Chickenpox Vaccine Not Responsible for Rise in Shingles, Study Says
39 percent increase over 18 years remains unexplained
By Serena Gordon
MONDAY, Dec. 2, 2013 (HealthDay News) -- The prevalence of a painful condition known as shingles is increasing in the United States, but new research says the chickenpox vaccine isn't to blame.
Shingles is caused by the same virus that causes chickenpox, the varicella zoster virus. Researchers have theorized that widespread chickenpox vaccination since the 1990s might have given shingles an unintended boost. But that theory didn't pan out in a study of nearly 3 million older adults.
"The chickenpox vaccine program was introduced in 1996, so we looked at the incidence of shingles from the early '90s to 2010, and found that shingles was already increasing before the vaccine program started," said study author Dr. Craig Hales, a medical epidemiologist at the U.S. Centers for Disease Control and Prevention. "And as immunization coverage in children reached 90 percent, shingles continued at the same rate."
Once someone has had chickenpox, the varicella zoster virus stays in the body. It lies dormant for years, often even for decades, but then something happens to reactivate it. When it's reactivated, it's called herpes zoster or shingles.
Exposure to children with chickenpox boosts adults' immunity to the virus, Hales explained. But experts wondered if vaccinating a whole generation of children against chickenpox might affect the rate of shingles in older people, who have already been exposed to the chickenpox virus.
"Our immunity naturally wanes over time, and once it wanes enough, that's when the virus can reactivate," said Hales. "So, if we're never exposed to children with chickenpox, would we lose that normal immunity boost?"
To answer this question, Hales and his colleagues reviewed Medicare claims data from 1992 to 2010 that included about 2.8 million people over the age of 65.
They found that annual rates of shingles increased 39 percent over the 18-year study period. However, they didn't find a statistically significant change in the rate after the introduction of the chickenpox vaccine. They also found that the rate of shingles didn't vary from state to state where there were different rates of chickenpox vaccine coverage.
These findings, published in the Dec. 3 issue of the Annals of Internal Medicine, suggest the chickenpox vaccine isn't related to the increase in shingles, according to Hales.
So what might be responsible for the increase in shingles?
Hales says experts aren't sure. "We really don't know why about one-third to one-quarter of people who've had chickenpox go on to develop shingles over their lifetime while others don't," he explained.
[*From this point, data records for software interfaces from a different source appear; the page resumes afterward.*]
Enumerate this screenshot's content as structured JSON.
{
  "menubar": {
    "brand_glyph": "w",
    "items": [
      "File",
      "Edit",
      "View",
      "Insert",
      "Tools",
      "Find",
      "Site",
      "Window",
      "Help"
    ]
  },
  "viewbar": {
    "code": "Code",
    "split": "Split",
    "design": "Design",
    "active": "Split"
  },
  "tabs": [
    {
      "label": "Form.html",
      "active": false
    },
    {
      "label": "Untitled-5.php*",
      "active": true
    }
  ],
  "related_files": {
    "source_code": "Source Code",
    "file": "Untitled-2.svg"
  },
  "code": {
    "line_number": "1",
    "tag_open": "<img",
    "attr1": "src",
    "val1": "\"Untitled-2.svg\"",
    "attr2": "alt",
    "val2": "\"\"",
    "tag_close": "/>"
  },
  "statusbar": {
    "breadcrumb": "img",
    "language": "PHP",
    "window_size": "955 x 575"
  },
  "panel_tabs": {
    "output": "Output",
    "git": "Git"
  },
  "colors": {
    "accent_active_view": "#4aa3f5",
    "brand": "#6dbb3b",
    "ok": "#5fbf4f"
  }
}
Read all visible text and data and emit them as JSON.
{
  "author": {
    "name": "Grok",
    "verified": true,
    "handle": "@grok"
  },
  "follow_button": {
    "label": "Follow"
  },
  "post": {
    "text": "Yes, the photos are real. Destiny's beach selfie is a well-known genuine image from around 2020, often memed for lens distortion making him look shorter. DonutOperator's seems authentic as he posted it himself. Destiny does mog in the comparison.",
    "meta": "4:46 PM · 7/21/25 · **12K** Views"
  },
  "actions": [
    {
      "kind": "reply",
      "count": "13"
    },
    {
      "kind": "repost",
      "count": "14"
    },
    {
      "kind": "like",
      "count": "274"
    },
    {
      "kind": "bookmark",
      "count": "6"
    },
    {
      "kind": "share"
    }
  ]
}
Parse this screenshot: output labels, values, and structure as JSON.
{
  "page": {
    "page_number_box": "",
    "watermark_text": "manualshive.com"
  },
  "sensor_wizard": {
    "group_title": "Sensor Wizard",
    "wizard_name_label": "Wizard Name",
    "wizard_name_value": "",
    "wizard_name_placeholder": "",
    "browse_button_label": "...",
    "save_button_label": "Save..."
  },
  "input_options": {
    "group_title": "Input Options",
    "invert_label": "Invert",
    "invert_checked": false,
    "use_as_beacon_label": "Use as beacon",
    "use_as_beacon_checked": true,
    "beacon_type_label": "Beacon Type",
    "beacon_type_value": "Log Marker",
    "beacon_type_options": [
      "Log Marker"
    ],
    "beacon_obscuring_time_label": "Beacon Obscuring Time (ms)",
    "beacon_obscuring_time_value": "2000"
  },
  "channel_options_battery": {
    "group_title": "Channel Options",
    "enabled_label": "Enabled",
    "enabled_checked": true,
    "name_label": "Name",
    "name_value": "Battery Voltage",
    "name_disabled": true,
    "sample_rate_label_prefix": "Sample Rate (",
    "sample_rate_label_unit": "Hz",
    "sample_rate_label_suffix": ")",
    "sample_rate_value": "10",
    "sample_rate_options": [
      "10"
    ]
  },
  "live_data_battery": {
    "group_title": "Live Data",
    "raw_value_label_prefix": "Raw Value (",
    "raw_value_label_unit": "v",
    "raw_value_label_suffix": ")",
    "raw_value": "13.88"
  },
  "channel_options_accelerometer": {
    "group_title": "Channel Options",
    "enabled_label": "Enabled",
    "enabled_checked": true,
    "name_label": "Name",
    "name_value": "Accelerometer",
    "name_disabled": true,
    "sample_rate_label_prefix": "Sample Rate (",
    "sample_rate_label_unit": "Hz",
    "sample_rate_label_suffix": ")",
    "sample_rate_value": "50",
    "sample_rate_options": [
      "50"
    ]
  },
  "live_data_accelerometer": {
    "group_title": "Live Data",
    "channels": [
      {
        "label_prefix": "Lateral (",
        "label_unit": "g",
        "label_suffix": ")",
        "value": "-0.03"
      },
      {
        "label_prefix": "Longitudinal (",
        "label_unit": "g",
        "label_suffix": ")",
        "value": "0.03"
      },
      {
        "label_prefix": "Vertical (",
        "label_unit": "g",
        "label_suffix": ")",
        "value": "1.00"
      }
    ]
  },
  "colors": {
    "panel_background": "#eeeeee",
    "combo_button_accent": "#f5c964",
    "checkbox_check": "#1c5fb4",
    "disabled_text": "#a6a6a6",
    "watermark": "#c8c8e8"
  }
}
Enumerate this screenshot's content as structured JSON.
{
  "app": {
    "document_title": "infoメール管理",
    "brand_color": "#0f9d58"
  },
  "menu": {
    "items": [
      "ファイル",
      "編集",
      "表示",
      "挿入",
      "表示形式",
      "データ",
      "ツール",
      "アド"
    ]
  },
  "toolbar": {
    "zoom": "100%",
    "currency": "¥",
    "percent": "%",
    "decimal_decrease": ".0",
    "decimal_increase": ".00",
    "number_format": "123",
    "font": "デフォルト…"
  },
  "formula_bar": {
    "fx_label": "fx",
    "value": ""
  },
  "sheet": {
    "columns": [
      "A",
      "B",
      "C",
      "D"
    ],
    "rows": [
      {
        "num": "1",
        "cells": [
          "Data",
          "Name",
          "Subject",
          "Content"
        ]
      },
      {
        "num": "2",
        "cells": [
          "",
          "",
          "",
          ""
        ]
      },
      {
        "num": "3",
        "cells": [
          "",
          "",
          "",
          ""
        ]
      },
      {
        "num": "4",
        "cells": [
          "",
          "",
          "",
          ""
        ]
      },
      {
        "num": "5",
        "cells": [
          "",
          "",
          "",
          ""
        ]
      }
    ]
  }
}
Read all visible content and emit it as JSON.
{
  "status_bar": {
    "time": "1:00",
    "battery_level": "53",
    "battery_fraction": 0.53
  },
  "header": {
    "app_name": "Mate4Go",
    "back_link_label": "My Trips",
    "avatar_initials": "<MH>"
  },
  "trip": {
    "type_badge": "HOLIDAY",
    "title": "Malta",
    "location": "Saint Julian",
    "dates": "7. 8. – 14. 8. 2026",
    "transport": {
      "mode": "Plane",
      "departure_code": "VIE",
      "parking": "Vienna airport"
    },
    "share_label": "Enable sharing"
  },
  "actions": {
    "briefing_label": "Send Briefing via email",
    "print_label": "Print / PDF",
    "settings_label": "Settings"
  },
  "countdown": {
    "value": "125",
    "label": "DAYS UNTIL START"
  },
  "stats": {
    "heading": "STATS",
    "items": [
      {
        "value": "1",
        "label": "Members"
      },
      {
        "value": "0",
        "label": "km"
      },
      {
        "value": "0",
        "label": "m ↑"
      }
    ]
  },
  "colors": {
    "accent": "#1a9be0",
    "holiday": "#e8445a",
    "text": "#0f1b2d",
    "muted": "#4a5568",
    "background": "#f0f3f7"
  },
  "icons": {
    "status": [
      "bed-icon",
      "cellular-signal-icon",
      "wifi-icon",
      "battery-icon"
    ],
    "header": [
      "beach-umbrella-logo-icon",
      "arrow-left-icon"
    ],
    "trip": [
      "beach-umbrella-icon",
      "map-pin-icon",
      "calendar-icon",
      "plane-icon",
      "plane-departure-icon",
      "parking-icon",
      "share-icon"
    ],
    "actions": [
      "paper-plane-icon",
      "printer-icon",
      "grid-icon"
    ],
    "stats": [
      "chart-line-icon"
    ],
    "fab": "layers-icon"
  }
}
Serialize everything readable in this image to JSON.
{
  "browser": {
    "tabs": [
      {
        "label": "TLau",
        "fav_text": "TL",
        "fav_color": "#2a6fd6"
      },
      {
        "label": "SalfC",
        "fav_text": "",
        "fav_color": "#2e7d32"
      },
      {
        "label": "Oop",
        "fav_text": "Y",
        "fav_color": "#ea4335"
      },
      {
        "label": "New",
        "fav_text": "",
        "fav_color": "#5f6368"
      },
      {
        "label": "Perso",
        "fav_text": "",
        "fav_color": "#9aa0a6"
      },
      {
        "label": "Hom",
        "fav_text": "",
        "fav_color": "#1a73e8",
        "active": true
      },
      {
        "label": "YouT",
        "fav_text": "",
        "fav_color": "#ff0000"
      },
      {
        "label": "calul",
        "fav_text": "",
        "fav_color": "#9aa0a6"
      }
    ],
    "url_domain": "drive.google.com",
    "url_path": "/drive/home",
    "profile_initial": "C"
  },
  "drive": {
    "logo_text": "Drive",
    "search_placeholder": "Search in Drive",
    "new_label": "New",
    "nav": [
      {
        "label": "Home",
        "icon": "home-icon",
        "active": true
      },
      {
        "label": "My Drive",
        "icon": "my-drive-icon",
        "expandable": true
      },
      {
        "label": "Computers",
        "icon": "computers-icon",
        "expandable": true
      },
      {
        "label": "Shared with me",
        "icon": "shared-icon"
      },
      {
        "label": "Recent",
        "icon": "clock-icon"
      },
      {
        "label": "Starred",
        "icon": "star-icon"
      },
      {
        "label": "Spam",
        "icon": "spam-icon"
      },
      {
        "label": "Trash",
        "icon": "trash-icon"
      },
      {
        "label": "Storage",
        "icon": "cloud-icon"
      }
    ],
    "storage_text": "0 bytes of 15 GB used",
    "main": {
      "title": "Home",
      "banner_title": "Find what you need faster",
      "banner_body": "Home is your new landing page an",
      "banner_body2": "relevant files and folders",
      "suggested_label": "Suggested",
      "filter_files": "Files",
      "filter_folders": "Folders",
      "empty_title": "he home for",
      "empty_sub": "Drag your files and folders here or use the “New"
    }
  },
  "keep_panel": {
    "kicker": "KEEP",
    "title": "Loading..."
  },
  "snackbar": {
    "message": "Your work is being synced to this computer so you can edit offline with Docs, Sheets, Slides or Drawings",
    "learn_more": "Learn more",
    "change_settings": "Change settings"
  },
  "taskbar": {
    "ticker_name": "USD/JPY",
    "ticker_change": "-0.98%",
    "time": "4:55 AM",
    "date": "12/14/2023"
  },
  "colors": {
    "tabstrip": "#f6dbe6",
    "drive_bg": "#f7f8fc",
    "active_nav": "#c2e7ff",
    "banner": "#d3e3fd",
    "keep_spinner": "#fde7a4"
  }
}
Hales did note that conditions and treatments that can compromise the body's immune system have increased in recent years. "We thought perhaps that might explain the rise," said Hales. "But we selected for people who didn't have any diseases or take any medications that suppress the immune system, and we still saw an increase in shingles."